that the stores passed inspection (signage in store could be better) but the
building stairwell does not have directions or egress signs. DOB will inspect
for proper signage. FDNY has training.
DOB can do a half-day inspection of buildings in
CB7 that need proper fire signage. Need a list.
Fire calls up 5%.
Concern about loss of parking for precinct and
fire departments. CB7 will work with agencies to look for alternative parking
• DOT/NYPD/FDNY: Columbus
Avenue protected bike lane is coming. There will be an inter-agency meeting in
July to resolve issues.
• DOT and DOB: List
of ATM inspections installed outside businesses. Need follow
• DDC catch basin
replacements in CD7. 79th & Amsterdam, 86th and Amsterdam, and RSD &
103rd Street, will be delayed several months because of hard rock excavation and
extensive utility rerouting.
• NYPD/FDNY/DOB/DCA: An illegal vendor on Broadway and
103rd Street has set up a “business” in a structure that is in an alley
entrance; rug merchant on Broadway and 91st Street. FDNY inspected and found no
problems, DOB will inspect to determine if it is legal.
• NYPD: Request for M.A.R.C.H. on West 103rd Street
and Amsterdam Avenue, increased patrols. Speak to Lt. Camacho.
• HRA: Carlos Infante, last meeting is going to
Child Enforcement at HRA. New contact information will be forthcoming.
• DPR: Unlicensed food vendors on sidewalks around
Theodore Roosevelt Park and pending legislation. Needs follow up.
West End Avenue has been gutted, need to finalize permit to demolish.
330 West 86th Street, waiting for BSA – on hold.
150 West 83rd Street, completed audit with
one objection on height of steeple being combined with hydraulics.
230 West 78th Street (joint with DOT), building
is finished, DOT permits are still active, DOB will inspect and request DOT
permits be pulled if job is done.
building on West 100th Street – CB7 requested that plans be reviewed by the
Borough Commissioner’s office. Historic church next door may be damaged during
A/C installation in windows: DOB
has no regulations, they suggest following manufacturers’ recommendations and
property owner’s rules.
Clean Up: Work in CD7 to date. Working with NYPD Community Affairs in removing
45 graffiti tags in CD7. Still working in Verdi Park. At the W. 86th Street

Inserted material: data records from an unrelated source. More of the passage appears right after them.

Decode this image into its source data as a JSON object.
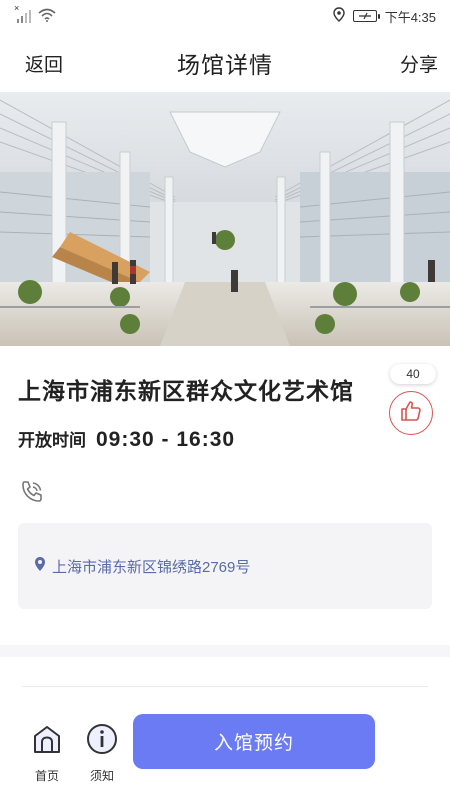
{
  "status_bar": {
    "time": "下午4:35",
    "signal_mark": "×"
  },
  "nav": {
    "back_label": "返回",
    "title": "场馆详情",
    "share_label": "分享"
  },
  "hero": {
    "description_icon": "venue-hall-photo"
  },
  "venue": {
    "name": "上海市浦东新区群众文化艺术馆",
    "hours_label": "开放时间",
    "hours_value": "09:30 - 16:30",
    "like_count": "40",
    "address": "上海市浦东新区锦绣路2769号"
  },
  "tabbar": {
    "home_label": "首页",
    "notice_label": "须知",
    "reserve_label": "入馆预约"
  },
  "colors": {
    "accent": "#6b7bf3",
    "like": "#d9534f",
    "address_text": "#5a6ba8"
  }
}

Church, debris left on the steps is removed often, and site is visited
weekly. Will coordinate with 24th Pct & Goddard.
• Goddard: Street homeless conditions at 86th
Street & Amsterdam Avenue church, doing intense outreach because there is a
new influx of homeless. There is also an encampment of homeless on 71st Street
between Broadway & Columbus.
• Human Rights Commission: Two bias incidents in CD7.
Papers with “kill Jews” were found at the Jewish Guild for the Blind, this case
might be related to another one downtown. The other incident was at the mosque
at 1 RSD, where a worker found a glass door shattered. No arrests in either
• PSA 6 – Four major crimes reported
and overall crime is down 33% for the 28-day period, up 5% year to date.
Thirty-one arrests in 30 days. Two search warrants in Amsterdam Houses.
Wise towers family day is July 17, 2009 from
12PM to 6PM.
Our next meeting will be September 22, 9:30 AM.
Present: Penny Ryan, District Manager, John Martinez, Asst.
District Manager; Det. John Ramos, PSA 6; Capt. Chris McCormack, Lt. DeSantis,
Det. Vassallo, 20th Pct; PO White, PO Durante, 24th Pct; Det. Faulkner, NYPD
Community Affairs Bureau; Leah Donaldson, DOB; Josh Orzeck, DOT; Jenu Brar, DA’s
Office; Marc Vaccaro, Parks; Michael J. Burke, Robert Holzmaier, FDNY; Caroline
Bragdon, DOHMH; PO Donadelle, NYPD TD1; Paula Sanders, CCHR; Chris Villari, DEP;
Norberto Acevedo, DDC/OCCN; Carlos Infante, HRA; Susan Singer, NYPL; Jesse
Bodine, Council Member Gale Brewer’s office; Jared Chausew, Sen. Duane’s office;
Kristen Oates, Sarena Lewit, Goddard Riverside; Pat Richardi, Con Ed; Marjorie
Cohen, WCPP; Peter Arndtsen, Columbus-Amsterdam BID; A. Vargas, Clean Up NY.